» STORED DATA:
_ _ _
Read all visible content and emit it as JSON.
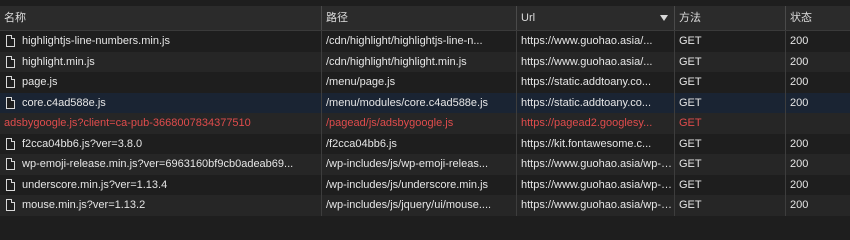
{
  "columns": {
    "name": "名称",
    "path": "路径",
    "url": "Url",
    "method": "方法",
    "status": "状态"
  },
  "colors": {
    "error_text": "#e04c4c",
    "selected_row": "#1a2433",
    "background": "#1e1e1e"
  },
  "rows": [
    {
      "name": "highlightjs-line-numbers.min.js",
      "path": "/cdn/highlight/highlightjs-line-n...",
      "url": "https://www.guohao.asia/...",
      "method": "GET",
      "status": "200",
      "icon": "file-icon"
    },
    {
      "name": "highlight.min.js",
      "path": "/cdn/highlight/highlight.min.js",
      "url": "https://www.guohao.asia/...",
      "method": "GET",
      "status": "200",
      "icon": "file-icon"
    },
    {
      "name": "page.js",
      "path": "/menu/page.js",
      "url": "https://static.addtoany.co...",
      "method": "GET",
      "status": "200",
      "icon": "file-icon"
    },
    {
      "name": "core.c4ad588e.js",
      "path": "/menu/modules/core.c4ad588e.js",
      "url": "https://static.addtoany.co...",
      "method": "GET",
      "status": "200",
      "icon": "file-icon"
    },
    {
      "name": "adsbygoogle.js?client=ca-pub-3668007834377510",
      "path": "/pagead/js/adsbygoogle.js",
      "url": "https://pagead2.googlesy...",
      "method": "GET",
      "status": "",
      "icon": ""
    },
    {
      "name": "f2cca04bb6.js?ver=3.8.0",
      "path": "/f2cca04bb6.js",
      "url": "https://kit.fontawesome.c...",
      "method": "GET",
      "status": "200",
      "icon": "file-icon"
    },
    {
      "name": "wp-emoji-release.min.js?ver=6963160bf9cb0adeab69...",
      "path": "/wp-includes/js/wp-emoji-releas...",
      "url": "https://www.guohao.asia/wp-in...",
      "method": "GET",
      "status": "200",
      "icon": "file-icon"
    },
    {
      "name": "underscore.min.js?ver=1.13.4",
      "path": "/wp-includes/js/underscore.min.js",
      "url": "https://www.guohao.asia/wp-in...",
      "method": "GET",
      "status": "200",
      "icon": "file-icon"
    },
    {
      "name": "mouse.min.js?ver=1.13.2",
      "path": "/wp-includes/js/jquery/ui/mouse....",
      "url": "https://www.guohao.asia/wp-in...",
      "method": "GET",
      "status": "200",
      "icon": "file-icon"
    }
  ]
}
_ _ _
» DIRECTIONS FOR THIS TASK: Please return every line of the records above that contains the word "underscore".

» RESULT OF THE EXERCISE:
      "name": "underscore.min.js?ver=1.13.4",
      "path": "/wp-includes/js/underscore.min.js",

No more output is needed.